What Doesn’t: The problem with Dead Men Tell No Tales is that it adds virtually nothing to the Pirates of the Caribbean oeuvre. The movie is generic and it feels fashioned from repurposed parts of earlier Pirates films, which were not all that different from one another to begin with. The new film replaces Orlando Bloom and Keira Knightly with Brenton Thwaites and Kaya Scodelario and the two young actors have clearly been cast because they recall the actors of the earlier Pirates films. Neither Thwaites nor Scodelario prove to be a particularly impressive screen presence but the fault for that may be the screenplay which does little to characterize these people. They are barely one-dimensional characters and their romance does not have any of the passion that made the love story work in the first film. The villain of Dead Men Tell No Tales is an undead captain played by Javier Bardem; he and his crew seek revenge on Jack Sparrow for trapping them in a limbo between life and death. Despite the digitally enhanced make up effects and Bardem’s performance, which is effectively threatening, the character comes across as indistinguishable from the villains of the earlier Pirates movies. Bardem’s captain lacks the charisma that made Barbossa (Geoffrey Rush) so watchable in the first movie or the tragic elements that made Davy Jones (Bill Nighy) interesting in the second film. Johnny Depp returns to play Captain Jack Sparrow but he is just going through the motions here. Depp has done nothing with this character in at least the last two installments and the bumbling drunkard act is tired. The action sequences of Dead Men Tell No Tales do not have the style and showmanship of the earlier films; the first three pictures were directed by Gore Verbinski and even though At World’s End was a clunky misfire that got away from him, Verbinski’s Pirates movies had style and energy. The action of Dead Men Tell No Tales is a hollow imitation of the other films. Overall, this movie has the feeling of trying to recapture the original picture but it does so in a way that is calculated and joyless.

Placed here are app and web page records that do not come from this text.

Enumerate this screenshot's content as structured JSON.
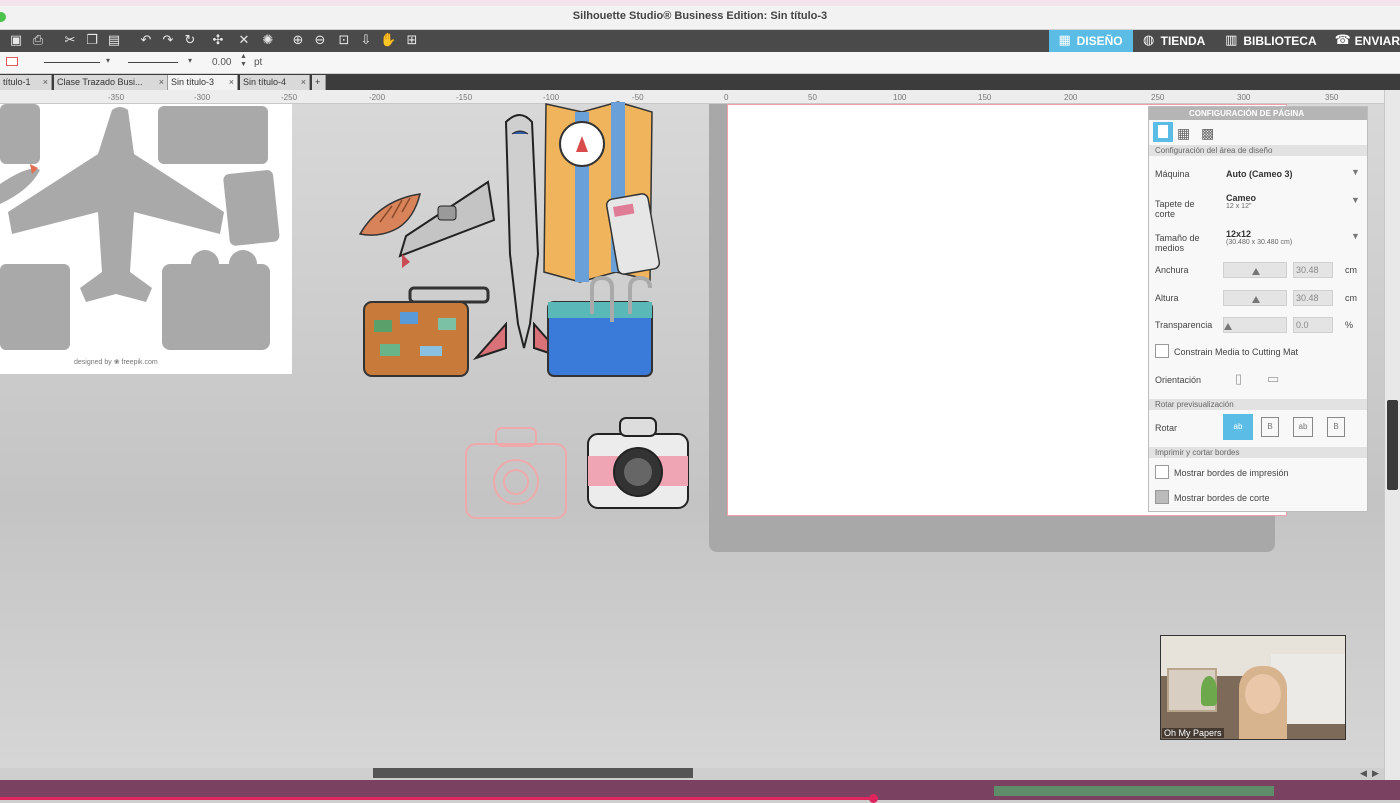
{
  "app": {
    "title": "Silhouette Studio® Business Edition: Sin título-3"
  },
  "nav_tabs": [
    {
      "label": "DISEÑO",
      "icon": "design-icon",
      "active": true
    },
    {
      "label": "TIENDA",
      "icon": "store-icon",
      "active": false
    },
    {
      "label": "BIBLIOTECA",
      "icon": "library-icon",
      "active": false
    },
    {
      "label": "ENVIAR",
      "icon": "send-icon",
      "active": false
    }
  ],
  "toolbar_icons": [
    "save-icon",
    "print-icon",
    "cut-icon",
    "copy-icon",
    "paste-icon",
    "undo-icon",
    "redo-icon",
    "rotate-icon",
    "select-icon",
    "delete-icon",
    "settings-icon",
    "zoom-in-icon",
    "zoom-out-icon",
    "zoom-select-icon",
    "move-down-icon",
    "pan-icon",
    "fit-page-icon"
  ],
  "propbar": {
    "line_width_value": "0.00",
    "line_width_unit": "pt"
  },
  "doc_tabs": [
    {
      "label": "título-1",
      "active": false
    },
    {
      "label": "Clase Trazado Busi...",
      "active": false
    },
    {
      "label": "Sin título-3",
      "active": true
    },
    {
      "label": "Sin título-4",
      "active": false
    }
  ],
  "ruler": {
    "ticks": [
      "-350",
      "-300",
      "-250",
      "-200",
      "-150",
      "-100",
      "-50",
      "0",
      "50",
      "100",
      "150",
      "200",
      "250",
      "300",
      "350"
    ]
  },
  "sheet": {
    "credit": "designed by ❀ freepik.com"
  },
  "panel": {
    "title": "CONFIGURACIÓN DE PÁGINA",
    "section_design": "Configuración del área de diseño",
    "machine_label": "Máquina",
    "machine_value": "Auto (Cameo 3)",
    "mat_label_1": "Tapete de",
    "mat_label_2": "corte",
    "mat_value": "Cameo",
    "mat_sub": "12 x 12\"",
    "media_label_1": "Tamaño de",
    "media_label_2": "medios",
    "media_value": "12x12",
    "media_sub": "(30.480 x 30.480 cm)",
    "width_label": "Anchura",
    "width_value": "30.48",
    "width_unit": "cm",
    "height_label": "Altura",
    "height_value": "30.48",
    "height_unit": "cm",
    "transparency_label": "Transparencia",
    "transparency_value": "0.0",
    "transparency_unit": "%",
    "constrain_label": "Constrain Media to Cutting Mat",
    "orientation_label": "Orientación",
    "section_rotate": "Rotar previsualización",
    "rotate_label": "Rotar",
    "rotate_options": [
      "ab",
      "B",
      "ab",
      "B"
    ],
    "section_print": "Imprimir y cortar bordes",
    "print_borders_label": "Mostrar bordes de impresión",
    "cut_borders_label": "Mostrar bordes de corte"
  },
  "webcam": {
    "label": "Oh My Papers"
  },
  "colors": {
    "accent": "#5bbde6",
    "toolbar": "#4a4a4a"
  }
}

Bottom Line: The Pirates of the Caribbean has been an uneven series. Dead Men Tell No Tales certainly isn’t the worst of the series and it ranks firmly in the middle of the franchise. But it’s rote and never justifies its own existence.  

Episode: #651 (June 11, 2017)